Appellant's juvenile probation officer and a psychologist testified that waiver was inappropriate, and that appellant would respond to a highly structured treatment and rehabilitation program under the court's juvenile jurisdiction. In their opinion, the opportunity for appellant to have a clean slate as an adult through expungement of his juvenile records was a major motivational factor, and very important to his rehabilitation.

At the close of the hearing, the judge weighed the benefit to be gained from expungement against the deterrent effect of an adult conviction, and granted the motion *870 to transfer. The transfer order, entered May 20, 1982 stated, in part:

"Thereupon, the witnesses were duly sworn and the Court then heard testimony from the various witnesses for the State and the defendant, and at the conclusion of same and after due consideration, the Court does hereby sustain the Motion to have the juvenile jurisdiction of this matter waived and the proceeding transferred to the criminal jurisdiction of this Court and to have the defendant tried as an adult rather than as a juvenile and gave its finding of fact and conclusion of law concerning same...."

The appellant contends that the lower court denied him a meaningful hearing on the transfer motion. He asserts, inter alia, that there was no independent determination of probable cause by the court, nor was there any evidence adduced at the hearing to support such a finding. The record supports his contentions.

At a transfer hearing under W.Va. Code, 49-5-10 [1978], the State has the burden of establishing probable cause that the child has committed one of the enumerated offenses. In re E.H., W.Va., 276 S.E.2d 557 (1981). In each case, the judge must make a finding that probable cause exists, irrespective of any such findings by a juvenile referee, magistrate, or grand jury. As we held in the single syllabus of In Interest of Clark, W.Va., 285 S.E.2d 369 (1981):

"W.Va.Code, 49-5-10(d) [1978] requires that the circuit court make an independent determination of whether there is probable cause to believe that a juvenile has committed one of the crimes specified for transferring the proceeding to criminal jurisdiction."

Mere conclusory statements by witnesses, without going into the circumstances of the crime which would link the juvenile to its commission, cannot be the basis for a finding of probable cause by the court.

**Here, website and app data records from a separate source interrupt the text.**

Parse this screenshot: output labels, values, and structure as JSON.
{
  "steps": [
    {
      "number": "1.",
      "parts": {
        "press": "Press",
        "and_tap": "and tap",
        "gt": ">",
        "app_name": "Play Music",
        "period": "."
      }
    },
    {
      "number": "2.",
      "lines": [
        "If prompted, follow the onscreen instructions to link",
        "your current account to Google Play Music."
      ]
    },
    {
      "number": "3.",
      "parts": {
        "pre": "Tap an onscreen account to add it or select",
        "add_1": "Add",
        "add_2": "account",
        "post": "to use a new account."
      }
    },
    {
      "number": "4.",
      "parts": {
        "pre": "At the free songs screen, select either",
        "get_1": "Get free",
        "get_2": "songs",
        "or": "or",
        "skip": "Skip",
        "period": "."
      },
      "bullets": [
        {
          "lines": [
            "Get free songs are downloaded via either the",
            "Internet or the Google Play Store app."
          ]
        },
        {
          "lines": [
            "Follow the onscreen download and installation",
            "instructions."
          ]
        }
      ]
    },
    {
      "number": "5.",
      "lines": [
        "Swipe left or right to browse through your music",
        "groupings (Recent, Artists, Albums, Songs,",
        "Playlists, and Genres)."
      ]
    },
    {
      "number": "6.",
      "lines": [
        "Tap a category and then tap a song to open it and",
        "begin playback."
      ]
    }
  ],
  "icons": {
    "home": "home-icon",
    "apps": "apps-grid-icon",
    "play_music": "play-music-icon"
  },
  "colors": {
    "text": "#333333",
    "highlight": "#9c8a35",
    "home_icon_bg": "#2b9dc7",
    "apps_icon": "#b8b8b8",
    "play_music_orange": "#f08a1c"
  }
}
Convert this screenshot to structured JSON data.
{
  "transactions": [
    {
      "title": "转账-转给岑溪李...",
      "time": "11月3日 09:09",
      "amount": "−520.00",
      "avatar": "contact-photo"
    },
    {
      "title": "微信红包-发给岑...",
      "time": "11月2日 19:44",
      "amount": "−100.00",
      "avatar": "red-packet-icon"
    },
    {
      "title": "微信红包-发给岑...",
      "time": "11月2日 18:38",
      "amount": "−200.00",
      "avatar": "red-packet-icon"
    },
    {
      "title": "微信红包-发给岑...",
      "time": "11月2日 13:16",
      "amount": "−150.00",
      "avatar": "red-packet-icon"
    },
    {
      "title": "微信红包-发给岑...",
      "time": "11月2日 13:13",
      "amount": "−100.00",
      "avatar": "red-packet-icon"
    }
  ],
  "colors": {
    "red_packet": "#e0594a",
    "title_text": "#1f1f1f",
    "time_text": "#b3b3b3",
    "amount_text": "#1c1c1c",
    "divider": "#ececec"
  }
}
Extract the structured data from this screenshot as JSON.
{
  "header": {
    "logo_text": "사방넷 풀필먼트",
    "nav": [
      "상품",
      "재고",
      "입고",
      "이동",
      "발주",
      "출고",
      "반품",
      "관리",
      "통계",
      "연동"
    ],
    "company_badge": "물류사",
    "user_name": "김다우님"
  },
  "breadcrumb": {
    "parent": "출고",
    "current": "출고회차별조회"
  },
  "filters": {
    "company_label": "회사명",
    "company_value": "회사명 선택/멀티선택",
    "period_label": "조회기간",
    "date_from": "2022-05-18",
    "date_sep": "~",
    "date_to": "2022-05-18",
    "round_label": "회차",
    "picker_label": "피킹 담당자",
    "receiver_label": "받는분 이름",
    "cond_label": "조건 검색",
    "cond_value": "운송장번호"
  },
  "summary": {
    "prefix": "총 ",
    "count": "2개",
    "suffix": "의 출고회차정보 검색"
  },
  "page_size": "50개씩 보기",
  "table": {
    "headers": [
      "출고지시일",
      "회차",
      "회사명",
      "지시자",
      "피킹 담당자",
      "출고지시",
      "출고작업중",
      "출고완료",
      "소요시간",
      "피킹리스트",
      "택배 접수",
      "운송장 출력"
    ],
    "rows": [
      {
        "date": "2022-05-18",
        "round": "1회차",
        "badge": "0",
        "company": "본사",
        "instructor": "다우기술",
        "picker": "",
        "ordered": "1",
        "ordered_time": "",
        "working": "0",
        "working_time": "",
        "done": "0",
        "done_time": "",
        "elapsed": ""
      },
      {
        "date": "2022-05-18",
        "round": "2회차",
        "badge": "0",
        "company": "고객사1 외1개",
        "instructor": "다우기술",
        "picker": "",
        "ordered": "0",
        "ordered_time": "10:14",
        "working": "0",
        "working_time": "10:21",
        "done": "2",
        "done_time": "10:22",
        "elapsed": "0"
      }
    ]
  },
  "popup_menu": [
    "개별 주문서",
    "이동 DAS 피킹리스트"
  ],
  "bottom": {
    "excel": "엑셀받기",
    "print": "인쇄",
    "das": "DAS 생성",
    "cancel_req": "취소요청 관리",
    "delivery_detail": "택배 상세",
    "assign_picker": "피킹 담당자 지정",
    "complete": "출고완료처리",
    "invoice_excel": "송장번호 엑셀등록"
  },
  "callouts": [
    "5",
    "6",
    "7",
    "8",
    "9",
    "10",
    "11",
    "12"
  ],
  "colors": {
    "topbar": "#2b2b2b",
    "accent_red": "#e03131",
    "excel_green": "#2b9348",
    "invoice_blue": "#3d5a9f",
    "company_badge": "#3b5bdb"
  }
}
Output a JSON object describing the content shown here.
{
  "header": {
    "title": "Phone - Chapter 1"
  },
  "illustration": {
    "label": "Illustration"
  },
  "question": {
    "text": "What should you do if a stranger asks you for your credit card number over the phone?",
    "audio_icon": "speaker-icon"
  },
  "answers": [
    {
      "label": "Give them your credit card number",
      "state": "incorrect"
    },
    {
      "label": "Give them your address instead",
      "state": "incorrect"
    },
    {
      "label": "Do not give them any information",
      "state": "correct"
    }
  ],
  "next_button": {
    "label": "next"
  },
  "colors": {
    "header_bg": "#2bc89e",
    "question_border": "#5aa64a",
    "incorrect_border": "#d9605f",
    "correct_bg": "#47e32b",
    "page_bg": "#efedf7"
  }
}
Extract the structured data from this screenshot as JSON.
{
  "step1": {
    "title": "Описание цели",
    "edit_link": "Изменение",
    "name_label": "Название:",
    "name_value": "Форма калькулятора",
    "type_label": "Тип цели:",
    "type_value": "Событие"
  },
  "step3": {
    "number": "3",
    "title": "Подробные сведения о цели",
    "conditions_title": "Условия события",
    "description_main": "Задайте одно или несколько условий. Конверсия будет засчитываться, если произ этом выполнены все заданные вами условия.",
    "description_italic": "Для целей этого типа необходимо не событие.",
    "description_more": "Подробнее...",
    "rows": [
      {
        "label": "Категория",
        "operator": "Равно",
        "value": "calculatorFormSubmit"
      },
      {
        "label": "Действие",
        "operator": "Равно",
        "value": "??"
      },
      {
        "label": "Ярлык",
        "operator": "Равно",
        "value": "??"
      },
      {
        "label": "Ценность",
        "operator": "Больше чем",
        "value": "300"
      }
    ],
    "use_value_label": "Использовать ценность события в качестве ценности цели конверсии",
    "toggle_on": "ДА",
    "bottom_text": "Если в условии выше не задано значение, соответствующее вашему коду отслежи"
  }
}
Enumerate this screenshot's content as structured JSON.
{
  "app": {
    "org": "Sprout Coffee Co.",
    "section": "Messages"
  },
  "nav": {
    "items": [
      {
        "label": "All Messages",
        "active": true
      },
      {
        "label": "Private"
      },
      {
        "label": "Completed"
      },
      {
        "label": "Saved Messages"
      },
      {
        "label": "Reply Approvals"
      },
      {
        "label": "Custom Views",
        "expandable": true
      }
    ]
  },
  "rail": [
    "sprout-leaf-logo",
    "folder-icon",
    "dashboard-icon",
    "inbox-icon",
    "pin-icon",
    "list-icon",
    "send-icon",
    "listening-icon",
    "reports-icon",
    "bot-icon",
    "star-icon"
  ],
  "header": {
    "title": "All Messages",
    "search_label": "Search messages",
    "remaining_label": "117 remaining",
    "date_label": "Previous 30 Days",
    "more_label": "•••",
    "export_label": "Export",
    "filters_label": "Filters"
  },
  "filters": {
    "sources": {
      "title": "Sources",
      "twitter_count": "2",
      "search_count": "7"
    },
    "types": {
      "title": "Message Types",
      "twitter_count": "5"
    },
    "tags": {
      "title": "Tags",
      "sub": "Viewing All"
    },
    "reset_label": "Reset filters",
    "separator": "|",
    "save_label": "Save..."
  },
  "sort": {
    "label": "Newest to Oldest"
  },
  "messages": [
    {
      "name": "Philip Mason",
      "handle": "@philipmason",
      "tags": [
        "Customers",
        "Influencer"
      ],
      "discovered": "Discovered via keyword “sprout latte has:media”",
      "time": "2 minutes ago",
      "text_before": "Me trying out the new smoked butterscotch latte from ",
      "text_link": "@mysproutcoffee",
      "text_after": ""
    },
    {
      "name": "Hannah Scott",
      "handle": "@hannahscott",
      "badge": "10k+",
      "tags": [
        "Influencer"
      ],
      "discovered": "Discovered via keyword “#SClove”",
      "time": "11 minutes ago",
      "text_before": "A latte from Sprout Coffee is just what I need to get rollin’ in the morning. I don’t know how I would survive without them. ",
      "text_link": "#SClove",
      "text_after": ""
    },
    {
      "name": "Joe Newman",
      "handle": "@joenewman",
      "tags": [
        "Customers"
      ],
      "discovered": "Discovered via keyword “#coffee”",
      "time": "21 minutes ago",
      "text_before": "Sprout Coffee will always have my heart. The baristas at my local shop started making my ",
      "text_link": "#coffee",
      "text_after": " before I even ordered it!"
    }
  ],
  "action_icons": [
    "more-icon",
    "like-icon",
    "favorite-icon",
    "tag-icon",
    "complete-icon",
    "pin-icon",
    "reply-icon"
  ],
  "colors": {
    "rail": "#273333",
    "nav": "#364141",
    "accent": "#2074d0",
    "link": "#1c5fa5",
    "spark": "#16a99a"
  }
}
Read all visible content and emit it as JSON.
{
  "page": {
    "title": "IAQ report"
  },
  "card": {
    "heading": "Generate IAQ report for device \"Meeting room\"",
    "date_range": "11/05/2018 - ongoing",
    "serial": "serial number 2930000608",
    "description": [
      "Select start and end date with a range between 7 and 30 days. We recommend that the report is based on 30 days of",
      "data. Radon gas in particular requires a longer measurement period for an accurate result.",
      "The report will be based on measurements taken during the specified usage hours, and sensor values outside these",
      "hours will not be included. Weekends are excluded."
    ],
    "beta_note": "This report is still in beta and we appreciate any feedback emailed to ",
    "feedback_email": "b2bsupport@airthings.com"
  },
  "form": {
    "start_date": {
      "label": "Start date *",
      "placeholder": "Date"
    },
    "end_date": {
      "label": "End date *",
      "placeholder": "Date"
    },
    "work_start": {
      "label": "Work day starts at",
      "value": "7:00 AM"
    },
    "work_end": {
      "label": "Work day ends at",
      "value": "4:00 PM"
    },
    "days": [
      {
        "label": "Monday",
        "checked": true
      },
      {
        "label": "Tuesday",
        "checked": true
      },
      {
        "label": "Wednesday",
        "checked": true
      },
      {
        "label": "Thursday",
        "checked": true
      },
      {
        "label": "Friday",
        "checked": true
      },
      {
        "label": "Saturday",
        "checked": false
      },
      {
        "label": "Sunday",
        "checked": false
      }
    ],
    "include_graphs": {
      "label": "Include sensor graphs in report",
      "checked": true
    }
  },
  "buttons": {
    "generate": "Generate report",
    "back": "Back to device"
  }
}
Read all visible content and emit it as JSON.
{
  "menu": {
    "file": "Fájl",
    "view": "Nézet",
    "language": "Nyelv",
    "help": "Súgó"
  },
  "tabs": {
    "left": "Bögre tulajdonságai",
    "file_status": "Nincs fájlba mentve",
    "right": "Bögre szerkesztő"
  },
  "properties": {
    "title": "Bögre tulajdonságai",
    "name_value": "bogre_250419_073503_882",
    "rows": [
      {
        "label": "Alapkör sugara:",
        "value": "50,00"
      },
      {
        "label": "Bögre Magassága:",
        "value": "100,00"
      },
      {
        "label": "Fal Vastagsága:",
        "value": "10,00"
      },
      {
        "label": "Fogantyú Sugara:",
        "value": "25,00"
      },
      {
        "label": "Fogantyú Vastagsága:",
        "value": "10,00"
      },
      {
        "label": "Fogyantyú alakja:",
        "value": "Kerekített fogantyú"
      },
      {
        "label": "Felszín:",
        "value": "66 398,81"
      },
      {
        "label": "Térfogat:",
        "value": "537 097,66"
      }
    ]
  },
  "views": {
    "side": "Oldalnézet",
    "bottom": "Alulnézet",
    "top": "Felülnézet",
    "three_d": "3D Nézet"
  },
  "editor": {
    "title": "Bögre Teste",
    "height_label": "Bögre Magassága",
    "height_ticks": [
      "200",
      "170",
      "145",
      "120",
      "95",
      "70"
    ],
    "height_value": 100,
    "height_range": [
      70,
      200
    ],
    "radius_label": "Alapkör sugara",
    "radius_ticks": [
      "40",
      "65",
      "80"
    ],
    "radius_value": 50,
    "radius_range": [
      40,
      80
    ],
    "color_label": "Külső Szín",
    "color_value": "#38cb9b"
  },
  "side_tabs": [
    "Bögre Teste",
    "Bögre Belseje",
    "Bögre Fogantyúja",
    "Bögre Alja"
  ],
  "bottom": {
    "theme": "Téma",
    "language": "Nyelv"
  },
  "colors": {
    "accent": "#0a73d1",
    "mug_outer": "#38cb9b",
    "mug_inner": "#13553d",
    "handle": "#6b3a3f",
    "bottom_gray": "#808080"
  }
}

Clark, supra, at 370; In Interest of S.M.P., W.Va., 285 S.E.2d 408, 410 (1981). Neither may the probable cause determination be based entirely upon hearsay evidence. S.M.P., supra, at 410; In Interest of John Moss, Jr., W.Va., 295 S.E.2d 33 (1982). Rather, "[t]he trial judge himself must make an independent determination upon substantive facts that probable cause exists." Clark, supra, 285 S.E.2d at 370.

In the case before us, the State completely failed to meet its burden of proof, despite the judge's assistance. The only evidence against appellant was that he was arrested and subsequently indicted; there was no testimony to link him to the commission of any crime. The State introduced no evidence that would support a finding of probable cause by the court, nor was there any such finding by the court, either on the record or in the transfer order. The appellant is therefore entitled to another hearing.

Accordingly, the judgment of the Circuit Court of Hampshire County is reversed and the case is remanded with directions to hold a proper transfer hearing.

Reversed and remanded.